The expected output is every line below, reproduced exactly.

*** Opening of RECORDS ***

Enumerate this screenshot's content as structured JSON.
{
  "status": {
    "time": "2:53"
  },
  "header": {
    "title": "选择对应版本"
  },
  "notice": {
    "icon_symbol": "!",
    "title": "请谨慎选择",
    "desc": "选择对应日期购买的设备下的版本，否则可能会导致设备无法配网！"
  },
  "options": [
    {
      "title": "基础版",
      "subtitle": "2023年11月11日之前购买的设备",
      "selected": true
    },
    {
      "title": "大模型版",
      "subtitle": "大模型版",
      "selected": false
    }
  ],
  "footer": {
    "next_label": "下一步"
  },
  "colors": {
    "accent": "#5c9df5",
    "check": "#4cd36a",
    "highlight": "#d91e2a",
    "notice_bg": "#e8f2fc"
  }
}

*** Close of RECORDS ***

**COMPLETED EXERCISE**
Enumerate this screenshot's content as structured JSON.
{
  "status": {
    "time": "2:53"
  },
  "header": {
    "title": "选择对应版本"
  },
  "notice": {
    "icon_symbol": "!",
    "title": "请谨慎选择",
    "desc": "选择对应日期购买的设备下的版本，否则可能会导致设备无法配网！"
  },
  "options": [
    {
      "title": "基础版",
      "subtitle": "2023年11月11日之前购买的设备",
      "selected": true
    },
    {
      "title": "大模型版",
      "subtitle": "大模型版",
      "selected": false
    }
  ],
  "footer": {
    "next_label": "下一步"
  },
  "colors": {
    "accent": "#5c9df5",
    "check": "#4cd36a",
    "highlight": "#d91e2a",
    "notice_bg": "#e8f2fc"
  }
}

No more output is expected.